Introduced predators can have pronounced effects on naïve prey species; thus, predator control is often essential for conservation of threatened native species. Complete eradication of the predator, although desirable, may be elusive in budget-limited situations, whereas predator suppression is more feasible and may still achieve conservation goals. We used a stochastic predator?prey model based on a Lotka-Volterra system to investigate the cost-effectiveness of predator control to achieve prey conservation. We compared five control strategies: immediate eradication, removal of a constant number of predators (fixed-number control), removal of a constant proportion of predators (fixed-rate control), removal of predators that exceed a predetermined threshold (upper-trigger harvest), and removal of predators whenever their population falls below a lower predetermined threshold (lower-trigger harvest). We looked at the performance of these strategies when managers could always remove the full number of predators targeted by each strategy, subject to budget availability. Under this assumption immediate eradication reduced the threat to the prey population the most. We then examined the effect of reduced management success in meeting removal targets, assuming removal is more difficult at low predator densities. In this case there was a pronounced reduction in performance of the immediate eradication, fixed-number, and lower-trigger strategies. Although immediate eradication still yielded the highest expected minimum prey population size, upper-trigger harvest yielded the lowest probability of prey extinction and the greatest return on investment (as measured by improvement in expected minimum population size per amount spent). Upper-trigger harvest was relatively successful because it operated when predator density was highest, which is when predator removal targets can be more easily met and the effect of predators on the prey is most damaging. This suggests that controlling predators only when they are most abundant is the “best” strategy when financial resources are limited and eradication is unlikely.

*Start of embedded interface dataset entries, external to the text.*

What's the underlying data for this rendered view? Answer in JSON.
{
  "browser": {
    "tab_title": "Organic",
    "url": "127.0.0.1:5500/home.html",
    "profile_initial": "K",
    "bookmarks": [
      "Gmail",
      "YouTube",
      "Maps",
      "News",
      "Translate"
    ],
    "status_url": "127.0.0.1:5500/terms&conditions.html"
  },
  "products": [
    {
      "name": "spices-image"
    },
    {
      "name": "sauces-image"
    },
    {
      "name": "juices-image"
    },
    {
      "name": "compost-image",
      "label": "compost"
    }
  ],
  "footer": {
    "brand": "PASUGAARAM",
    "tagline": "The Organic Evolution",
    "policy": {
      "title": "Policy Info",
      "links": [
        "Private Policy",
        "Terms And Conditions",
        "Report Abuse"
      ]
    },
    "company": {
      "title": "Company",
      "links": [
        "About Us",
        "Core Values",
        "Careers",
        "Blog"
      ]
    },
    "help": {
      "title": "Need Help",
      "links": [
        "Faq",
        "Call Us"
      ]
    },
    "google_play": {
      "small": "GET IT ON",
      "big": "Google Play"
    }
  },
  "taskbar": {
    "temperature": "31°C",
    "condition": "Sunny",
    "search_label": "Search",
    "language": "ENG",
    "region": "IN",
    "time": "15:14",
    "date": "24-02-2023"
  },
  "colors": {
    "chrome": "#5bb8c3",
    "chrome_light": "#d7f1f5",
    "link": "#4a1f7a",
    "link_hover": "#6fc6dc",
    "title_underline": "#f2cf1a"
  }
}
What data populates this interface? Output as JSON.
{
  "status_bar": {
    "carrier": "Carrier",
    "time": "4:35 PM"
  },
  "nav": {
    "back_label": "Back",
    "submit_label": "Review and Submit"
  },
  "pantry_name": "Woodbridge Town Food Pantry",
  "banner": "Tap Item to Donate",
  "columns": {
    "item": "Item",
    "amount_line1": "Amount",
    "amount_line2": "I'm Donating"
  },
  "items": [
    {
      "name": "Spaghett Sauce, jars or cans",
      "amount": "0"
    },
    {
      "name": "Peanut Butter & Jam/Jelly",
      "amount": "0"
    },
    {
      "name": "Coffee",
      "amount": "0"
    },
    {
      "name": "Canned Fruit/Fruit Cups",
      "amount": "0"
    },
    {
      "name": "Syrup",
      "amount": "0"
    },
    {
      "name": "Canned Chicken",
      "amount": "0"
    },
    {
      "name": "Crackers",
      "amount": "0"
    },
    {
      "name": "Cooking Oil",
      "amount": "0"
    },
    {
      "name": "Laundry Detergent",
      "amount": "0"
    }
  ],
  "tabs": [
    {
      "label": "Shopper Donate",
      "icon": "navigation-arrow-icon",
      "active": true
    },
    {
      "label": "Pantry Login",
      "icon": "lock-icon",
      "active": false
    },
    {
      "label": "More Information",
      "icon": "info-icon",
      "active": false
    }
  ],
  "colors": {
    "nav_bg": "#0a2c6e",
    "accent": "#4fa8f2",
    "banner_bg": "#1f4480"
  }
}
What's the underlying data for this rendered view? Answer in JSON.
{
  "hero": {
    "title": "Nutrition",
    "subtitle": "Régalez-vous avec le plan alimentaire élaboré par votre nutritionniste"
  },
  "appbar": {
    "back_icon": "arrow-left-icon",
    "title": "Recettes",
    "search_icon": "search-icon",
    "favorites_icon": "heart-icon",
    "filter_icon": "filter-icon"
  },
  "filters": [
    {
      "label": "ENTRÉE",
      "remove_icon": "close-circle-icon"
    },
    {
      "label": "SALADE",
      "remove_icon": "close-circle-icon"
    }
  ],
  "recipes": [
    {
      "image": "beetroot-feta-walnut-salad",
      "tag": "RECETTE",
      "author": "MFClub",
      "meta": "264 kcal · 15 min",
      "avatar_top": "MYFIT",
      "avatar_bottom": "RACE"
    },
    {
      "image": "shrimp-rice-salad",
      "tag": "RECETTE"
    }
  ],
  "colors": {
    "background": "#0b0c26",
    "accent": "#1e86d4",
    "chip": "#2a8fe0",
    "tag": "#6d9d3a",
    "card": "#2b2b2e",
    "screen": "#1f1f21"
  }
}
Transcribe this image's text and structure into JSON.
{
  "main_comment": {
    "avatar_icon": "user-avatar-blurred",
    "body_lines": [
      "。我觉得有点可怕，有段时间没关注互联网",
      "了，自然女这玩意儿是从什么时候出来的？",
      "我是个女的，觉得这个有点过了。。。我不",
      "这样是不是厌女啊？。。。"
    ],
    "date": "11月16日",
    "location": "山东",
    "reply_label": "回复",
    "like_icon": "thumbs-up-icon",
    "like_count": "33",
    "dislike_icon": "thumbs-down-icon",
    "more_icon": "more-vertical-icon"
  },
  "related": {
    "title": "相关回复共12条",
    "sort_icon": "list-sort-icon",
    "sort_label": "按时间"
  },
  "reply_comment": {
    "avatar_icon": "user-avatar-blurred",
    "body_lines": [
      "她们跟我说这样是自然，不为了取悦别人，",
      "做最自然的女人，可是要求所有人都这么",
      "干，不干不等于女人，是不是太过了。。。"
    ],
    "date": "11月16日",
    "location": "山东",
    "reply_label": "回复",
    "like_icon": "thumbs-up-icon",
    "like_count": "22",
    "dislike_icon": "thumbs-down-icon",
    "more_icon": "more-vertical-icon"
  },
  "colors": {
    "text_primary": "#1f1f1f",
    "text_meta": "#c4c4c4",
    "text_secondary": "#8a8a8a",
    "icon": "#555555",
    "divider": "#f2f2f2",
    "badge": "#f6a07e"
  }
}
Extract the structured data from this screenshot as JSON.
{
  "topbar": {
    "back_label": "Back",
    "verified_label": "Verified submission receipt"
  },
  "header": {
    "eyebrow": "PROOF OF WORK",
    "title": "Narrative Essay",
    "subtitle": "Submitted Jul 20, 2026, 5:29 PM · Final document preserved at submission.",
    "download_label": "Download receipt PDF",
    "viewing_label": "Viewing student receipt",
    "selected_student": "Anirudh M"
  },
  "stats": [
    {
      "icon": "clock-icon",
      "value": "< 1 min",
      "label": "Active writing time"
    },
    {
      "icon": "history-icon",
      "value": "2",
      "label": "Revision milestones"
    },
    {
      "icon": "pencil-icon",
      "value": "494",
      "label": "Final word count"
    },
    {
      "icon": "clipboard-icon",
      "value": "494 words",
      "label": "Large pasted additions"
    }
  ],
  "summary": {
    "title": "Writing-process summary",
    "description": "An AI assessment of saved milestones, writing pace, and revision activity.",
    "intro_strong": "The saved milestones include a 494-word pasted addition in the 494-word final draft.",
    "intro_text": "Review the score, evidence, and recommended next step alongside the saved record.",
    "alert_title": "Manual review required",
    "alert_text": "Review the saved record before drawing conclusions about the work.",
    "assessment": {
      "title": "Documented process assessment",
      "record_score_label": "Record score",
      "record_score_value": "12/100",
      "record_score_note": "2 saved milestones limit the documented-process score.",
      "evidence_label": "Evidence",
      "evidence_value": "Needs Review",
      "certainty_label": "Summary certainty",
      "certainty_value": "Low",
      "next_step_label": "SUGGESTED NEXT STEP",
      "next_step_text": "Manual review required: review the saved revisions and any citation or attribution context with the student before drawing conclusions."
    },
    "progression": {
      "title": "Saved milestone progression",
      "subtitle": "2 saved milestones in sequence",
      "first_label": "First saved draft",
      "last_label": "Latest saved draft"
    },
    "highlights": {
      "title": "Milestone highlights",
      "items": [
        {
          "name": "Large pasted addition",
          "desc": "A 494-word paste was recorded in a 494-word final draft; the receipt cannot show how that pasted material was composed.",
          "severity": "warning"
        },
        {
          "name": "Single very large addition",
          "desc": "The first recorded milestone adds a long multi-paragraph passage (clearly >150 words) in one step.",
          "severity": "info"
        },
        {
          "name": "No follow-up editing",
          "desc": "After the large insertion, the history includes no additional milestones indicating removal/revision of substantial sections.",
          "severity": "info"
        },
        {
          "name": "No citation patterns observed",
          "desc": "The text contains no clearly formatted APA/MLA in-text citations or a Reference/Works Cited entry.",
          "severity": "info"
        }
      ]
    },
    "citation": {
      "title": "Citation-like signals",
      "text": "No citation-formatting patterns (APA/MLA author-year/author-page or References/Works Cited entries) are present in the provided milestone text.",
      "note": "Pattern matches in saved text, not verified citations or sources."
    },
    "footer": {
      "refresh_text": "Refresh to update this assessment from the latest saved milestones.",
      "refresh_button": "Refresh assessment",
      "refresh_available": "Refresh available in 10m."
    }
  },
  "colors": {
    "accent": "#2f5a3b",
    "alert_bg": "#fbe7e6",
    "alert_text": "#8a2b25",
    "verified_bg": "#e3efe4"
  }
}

|Author||PETER W. J. BAXTER, JOHN L. SABO, CHRIS WILCOX, MICHAEL A. McCARTHY, HUGH P. POSSINGHAM|
|Secondary title||Conservation Biology|